TWEET STREET 2014: How does a company that has not made $1 profit now have stock value of $41 BILLION? The coming crash will be horrific…
— MATT DRUDGE (@DRUDGE) December 26, 2013
Matt Drudge, creator of the Drudge Report, may have articulated it a bit dramatically, but in spirit, he was right. Echoing the sentiment of many retail investors and analysts alike, Druge cited Twitter’s (NYSE:TWTR) negative earnings and enormous valuation as a recipe for disaster — and, as of December 30, the market was cooking it up.
Twitter stock fell 13 percent on Friday, closing the day at $63.75, and opened Monday at $60.27, down about 5 percent. Shares stayed trapped below $61 on Monday afternoon at the time of writing, and the market appears content to let the stock wallow through its first major correction since Twitter went public at the beginning of November.
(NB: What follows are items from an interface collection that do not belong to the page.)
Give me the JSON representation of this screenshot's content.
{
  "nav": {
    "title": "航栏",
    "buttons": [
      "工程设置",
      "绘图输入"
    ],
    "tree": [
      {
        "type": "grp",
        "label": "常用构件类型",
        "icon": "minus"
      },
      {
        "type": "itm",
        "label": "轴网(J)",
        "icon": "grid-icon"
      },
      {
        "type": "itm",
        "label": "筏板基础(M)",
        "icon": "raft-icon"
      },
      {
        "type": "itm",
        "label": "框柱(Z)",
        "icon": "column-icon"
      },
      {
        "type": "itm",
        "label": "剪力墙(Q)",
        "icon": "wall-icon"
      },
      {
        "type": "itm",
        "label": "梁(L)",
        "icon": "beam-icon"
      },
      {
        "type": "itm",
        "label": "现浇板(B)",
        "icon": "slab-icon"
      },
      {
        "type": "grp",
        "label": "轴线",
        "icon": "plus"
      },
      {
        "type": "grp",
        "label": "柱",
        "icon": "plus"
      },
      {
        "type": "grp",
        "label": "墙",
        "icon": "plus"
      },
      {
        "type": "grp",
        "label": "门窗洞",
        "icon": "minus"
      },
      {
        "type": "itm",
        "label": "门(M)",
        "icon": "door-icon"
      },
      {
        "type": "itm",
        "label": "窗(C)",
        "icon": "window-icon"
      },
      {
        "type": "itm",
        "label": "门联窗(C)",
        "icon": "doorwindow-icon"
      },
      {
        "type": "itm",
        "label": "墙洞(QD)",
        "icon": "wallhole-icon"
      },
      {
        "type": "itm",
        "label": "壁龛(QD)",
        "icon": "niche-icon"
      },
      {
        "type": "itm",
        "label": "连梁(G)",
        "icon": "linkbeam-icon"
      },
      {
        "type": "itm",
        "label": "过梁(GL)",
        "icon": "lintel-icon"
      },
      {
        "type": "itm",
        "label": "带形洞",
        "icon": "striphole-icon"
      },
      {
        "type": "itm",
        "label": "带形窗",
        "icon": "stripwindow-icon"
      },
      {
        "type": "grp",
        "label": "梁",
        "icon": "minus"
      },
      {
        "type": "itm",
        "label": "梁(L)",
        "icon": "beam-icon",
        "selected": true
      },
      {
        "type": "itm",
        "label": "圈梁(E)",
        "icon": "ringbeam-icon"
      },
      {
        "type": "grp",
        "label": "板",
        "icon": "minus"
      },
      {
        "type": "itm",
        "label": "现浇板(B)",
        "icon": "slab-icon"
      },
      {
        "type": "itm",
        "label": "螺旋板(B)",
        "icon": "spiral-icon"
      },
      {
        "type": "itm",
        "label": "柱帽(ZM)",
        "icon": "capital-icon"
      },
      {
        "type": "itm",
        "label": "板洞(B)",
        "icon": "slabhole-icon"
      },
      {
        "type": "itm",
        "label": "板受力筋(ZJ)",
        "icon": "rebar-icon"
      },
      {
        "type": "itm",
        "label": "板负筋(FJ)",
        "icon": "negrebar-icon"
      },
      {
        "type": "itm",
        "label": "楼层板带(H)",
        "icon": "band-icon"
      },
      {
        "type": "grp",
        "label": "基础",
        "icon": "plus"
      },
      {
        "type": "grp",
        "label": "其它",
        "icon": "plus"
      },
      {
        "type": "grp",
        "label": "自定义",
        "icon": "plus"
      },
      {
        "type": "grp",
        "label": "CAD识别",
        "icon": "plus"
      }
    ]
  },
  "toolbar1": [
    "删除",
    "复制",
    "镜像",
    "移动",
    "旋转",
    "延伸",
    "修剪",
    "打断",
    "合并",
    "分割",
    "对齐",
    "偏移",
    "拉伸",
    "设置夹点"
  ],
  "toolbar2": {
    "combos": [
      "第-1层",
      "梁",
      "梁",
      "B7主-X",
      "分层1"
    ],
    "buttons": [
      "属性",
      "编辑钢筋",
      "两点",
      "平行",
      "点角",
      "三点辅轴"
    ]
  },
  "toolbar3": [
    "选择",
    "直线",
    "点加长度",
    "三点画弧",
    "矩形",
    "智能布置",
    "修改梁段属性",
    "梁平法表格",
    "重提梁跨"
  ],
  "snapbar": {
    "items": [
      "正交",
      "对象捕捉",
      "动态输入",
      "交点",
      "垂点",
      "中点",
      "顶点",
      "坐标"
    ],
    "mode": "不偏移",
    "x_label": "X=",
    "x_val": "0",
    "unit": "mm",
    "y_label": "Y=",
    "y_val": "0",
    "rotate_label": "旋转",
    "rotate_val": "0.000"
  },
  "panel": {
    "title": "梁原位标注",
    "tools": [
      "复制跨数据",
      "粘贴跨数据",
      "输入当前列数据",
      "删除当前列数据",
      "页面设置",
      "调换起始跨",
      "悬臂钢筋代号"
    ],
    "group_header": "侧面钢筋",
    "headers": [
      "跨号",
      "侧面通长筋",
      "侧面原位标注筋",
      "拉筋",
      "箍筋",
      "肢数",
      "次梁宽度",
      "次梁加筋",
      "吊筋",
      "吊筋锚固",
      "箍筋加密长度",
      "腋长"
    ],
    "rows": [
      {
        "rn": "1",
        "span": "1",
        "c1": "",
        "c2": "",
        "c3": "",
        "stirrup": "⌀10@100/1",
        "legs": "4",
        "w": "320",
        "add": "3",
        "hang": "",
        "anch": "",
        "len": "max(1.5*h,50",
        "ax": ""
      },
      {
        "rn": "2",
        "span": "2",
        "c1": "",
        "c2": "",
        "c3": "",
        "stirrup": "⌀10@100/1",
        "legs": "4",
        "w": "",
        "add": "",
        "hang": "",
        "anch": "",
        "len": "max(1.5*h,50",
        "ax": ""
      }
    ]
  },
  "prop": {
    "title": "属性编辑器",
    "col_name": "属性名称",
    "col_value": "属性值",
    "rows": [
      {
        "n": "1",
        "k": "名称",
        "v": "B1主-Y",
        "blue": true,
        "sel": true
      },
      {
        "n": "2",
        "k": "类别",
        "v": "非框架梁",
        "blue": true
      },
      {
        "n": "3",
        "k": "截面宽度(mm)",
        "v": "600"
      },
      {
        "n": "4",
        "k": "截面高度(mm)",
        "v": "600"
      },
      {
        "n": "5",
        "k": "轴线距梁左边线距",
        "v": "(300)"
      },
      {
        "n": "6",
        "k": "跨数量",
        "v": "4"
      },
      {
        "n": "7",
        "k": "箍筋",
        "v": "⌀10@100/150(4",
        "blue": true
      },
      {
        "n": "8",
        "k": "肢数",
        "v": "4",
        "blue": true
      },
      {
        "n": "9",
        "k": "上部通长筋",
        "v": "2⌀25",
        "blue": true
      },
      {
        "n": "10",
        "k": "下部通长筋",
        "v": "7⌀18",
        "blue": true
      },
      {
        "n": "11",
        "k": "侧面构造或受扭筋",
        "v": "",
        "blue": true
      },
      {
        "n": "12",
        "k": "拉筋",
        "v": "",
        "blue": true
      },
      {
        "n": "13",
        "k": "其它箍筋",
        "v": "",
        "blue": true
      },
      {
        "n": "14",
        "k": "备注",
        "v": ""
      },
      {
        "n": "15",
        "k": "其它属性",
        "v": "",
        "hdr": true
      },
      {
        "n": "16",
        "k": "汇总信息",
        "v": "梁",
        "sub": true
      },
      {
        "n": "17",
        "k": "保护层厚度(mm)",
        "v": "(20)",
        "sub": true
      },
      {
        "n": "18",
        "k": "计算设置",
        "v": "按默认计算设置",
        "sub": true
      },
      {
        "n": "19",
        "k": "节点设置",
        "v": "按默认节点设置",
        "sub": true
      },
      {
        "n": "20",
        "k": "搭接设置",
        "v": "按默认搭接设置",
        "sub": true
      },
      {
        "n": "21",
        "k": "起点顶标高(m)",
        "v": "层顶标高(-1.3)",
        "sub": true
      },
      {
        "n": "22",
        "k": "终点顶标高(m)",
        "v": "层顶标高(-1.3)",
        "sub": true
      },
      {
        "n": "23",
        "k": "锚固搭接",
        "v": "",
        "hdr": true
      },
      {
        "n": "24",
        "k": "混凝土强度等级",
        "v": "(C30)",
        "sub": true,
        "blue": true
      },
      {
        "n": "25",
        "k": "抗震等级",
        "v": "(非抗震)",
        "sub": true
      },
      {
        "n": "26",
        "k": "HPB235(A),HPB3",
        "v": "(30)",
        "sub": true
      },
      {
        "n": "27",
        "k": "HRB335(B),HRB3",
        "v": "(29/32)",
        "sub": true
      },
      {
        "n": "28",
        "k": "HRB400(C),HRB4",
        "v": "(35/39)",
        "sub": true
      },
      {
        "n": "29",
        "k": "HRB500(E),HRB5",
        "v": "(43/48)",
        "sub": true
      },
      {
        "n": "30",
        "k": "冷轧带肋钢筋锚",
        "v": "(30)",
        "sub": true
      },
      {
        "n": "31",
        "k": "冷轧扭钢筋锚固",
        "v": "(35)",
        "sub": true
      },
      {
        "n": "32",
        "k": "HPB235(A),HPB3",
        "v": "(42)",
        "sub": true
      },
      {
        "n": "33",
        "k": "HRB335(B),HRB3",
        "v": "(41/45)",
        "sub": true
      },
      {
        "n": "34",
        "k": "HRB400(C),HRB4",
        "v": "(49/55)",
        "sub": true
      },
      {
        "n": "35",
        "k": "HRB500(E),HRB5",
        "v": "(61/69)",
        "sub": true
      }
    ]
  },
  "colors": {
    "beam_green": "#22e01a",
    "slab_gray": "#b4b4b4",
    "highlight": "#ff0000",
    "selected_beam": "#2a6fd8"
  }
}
Twitter stock has been surrounded by red flags since its initial public offering. In its S-1 prospectus — a document the company filed with the U.S. Securities and Exchange Commission detailing its business ahead of the IPO — Twitter reported a net loss of $133.9 million for the nine months ended September 30, up from $70.7 million in the year-ago period. Although revenue is growing rapidly, climbing 106 percent for the nine months ended September 30 to $422.2 million, earnings are expected to remain negative through 2014. Even Goldman Sachs analyst Heath Terry, who gave Twitter stock a Buy rating with a $46 price target, forecast negative earnings of 71 cents per share in 2014.
“While the company is growing revenues faster than its fastest growing peers and we do recognize the potential for the company to capture larger portions of the mobile and TV advertising market, it appears valuation metrics are irrelevant and that investors are betting aggressively on Twitter being the next great media-technology platform,” Wunderlich Securities analyst Blake Harper wrote earlier in the month. Harper reiterated a Sell rating on Twitter stock.
But despite the fundamentals, whether the stock price will deflate in the coming weeks and months and bring the company down to a more reasonable valuation is unclear. There is apparently an enormous amount of bullish sentiment surrounding Twitter: Investors seem unable to get the stars out of their eyes. With a trailing price-to-sales ratio of about 65, investors either have a lot of faith in the long thesis or confidence that they will be able to find the greater fool at some even higher valuation in the near future.
Twitter stock is still up more than 50 percent since its first day of trading, and is up nearly 135 percent from its IPO price of $26 per share.